by Judy M McCutcheon MBA
Part 1 of this 2-part series focused on identifying the signs of financial abuse and recognising the need for help; this week we focus on strategies that you can implement to help you move forward.
Firstly, I want to make a point for clarity, since a reader took part 1 of the series entirely out of context. These articles are not meant for women to leave their partners, it’s about empowering and allowing women to know that they have the power to own their potential and that they don’t need permission to become independent and self-sufficient. You can be independent and self-sufficient while in a healthy, loving and supportive relationship. Ok then, I hope that settles that. Despite all the various strides that women have made, we are still at a considerable disadvantage, especially in small societies that are socially and politically divided. There is still the belief among many, that a woman’s place is in the home and that we exist solely for the upkeep and pleasure of men. We don’t. The truth is, women must plan differently as it relates to money – even if we are in a healthy relationship. Our needs are very different, and also on average we live longer than men, therefore we must plan financially for that.
Financial security is one of the main reasons why women stay in abusive relationships. For some women, their standard of living will most likely decrease after they’ve ended the relationship, and for others, they will have to find work to support themselves and their children. Financial security is a personal thing; it means something different to each of us. For some it might mean being able to afford the necessities, for others, it might mean being able to afford anything you want. And yet for others, it might mean being able to retire comfortably, take vacations to exotic destinations, owning your own home and car and being able to pay for your kids’ education. It doesn’t really matter how you define financial security if you are in a financially abusive relationship and plan on leaving, knowing how to manage your money to achieve any level of financial success is critical. One important point to note here is that financial abuse can happen to anyone regardless of their income, education and success.
Even though there may be some difference in the level of the abuse, survivors face the same struggles, challenges and conflicts as they try to take care of themselves and their families. If you’ve answered yes to one or more of the questions in part 1 of this series, chances are pretty good that you are in an abusive relationship. It’s difficult, but you are not alone. Almost all couples have some sort of argument over money, however in a financially healthy relationship, there is open dialogue, and partners are able to successfully negotiate and agree on financial matters. If you have figured out that you are in a financially abusive relationship, you should develop a plan that would keep you and your family safe, especially if you have small children. You have to figure on taking back your power; if you can afford to, get help through therapy which would give you valuable coping tools. It won’t be easy, but you can make it to the other side.
Let’s look at some strategies that you can employ to help you through this difficult period:

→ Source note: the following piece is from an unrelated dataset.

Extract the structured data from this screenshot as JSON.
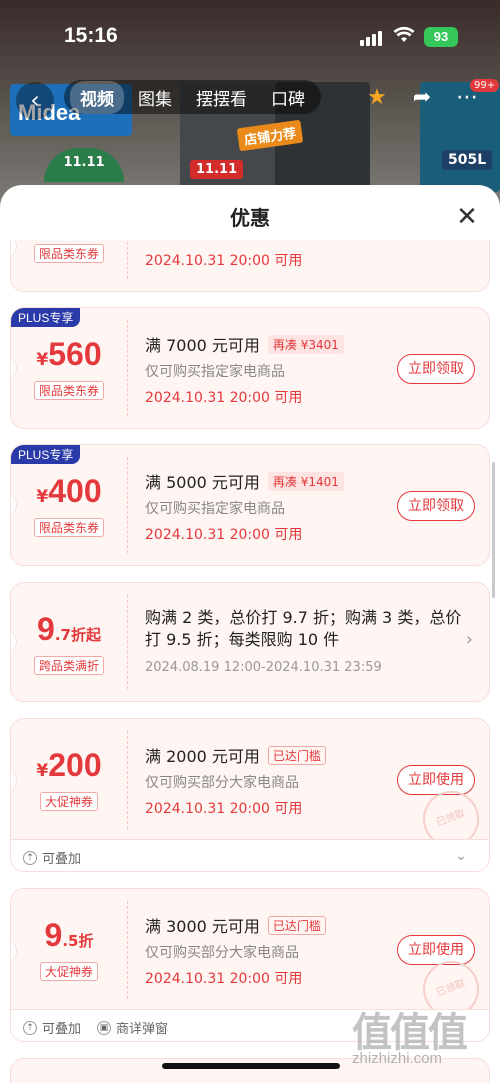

- Evaluate your emotions as it relates to money – being in a financially abusive relationship can erode your confidence and your ability to manage your finances. Examine your feelings as it relates to money. Money management is difficult even for people not in an abusive relationship; it is therefore important that you educate yourself on money matters.
- Understand what you own and what you owe – since a strategy of financial abusers is not to include you in financial decisions, they tend to hide financial information from you. Find a safe way to do some investigative work to know what your assets and liabilities are as a family. Knowledge is key in overcoming fear and achieving success.
- Start your savings in a systematic way – you will have limited access to finances, therefore you must consider ways to start a savings regime. It is difficult, but you can do it. One way you can start is by saving the change from purchases; if you work, you can have a portion of your salary go into an account only you have access to.
- Easy does it, one step at a time – the best way to start on your financial independence journey is one step at a time. Open a savings account at your local credit union; now is not the time to spend. Set small financial goals for yourself and take the actions necessary to achieve them.
- Create a budget – Knowing your income and expenses is crucial in your quest for financial security. Everything you spend on is your expense, and all the money that comes in is your income, the difference between the two indicates if you have any extra to spend. Remember always, that your savings should be part of your budget.
- Set financial goals – To better manage your money, you should have goals that you are working towards. It is important that you set financial goals and have a budget and action plan in place for achieving them.
It is important to always keep at the forefront that this situation does not define who you are. You are more than enough; you are worthy, you are valuable. Watch your self-talk, deposit positivity into your life daily, read books on self-development, embark on a journey of self-discovery. Set boundaries, take back your power and use your “I” statements to empower yourself.
Judy McCutcheon is a partner in the firm Go Blue Inc, a Human Development Company. www.goblueinc.net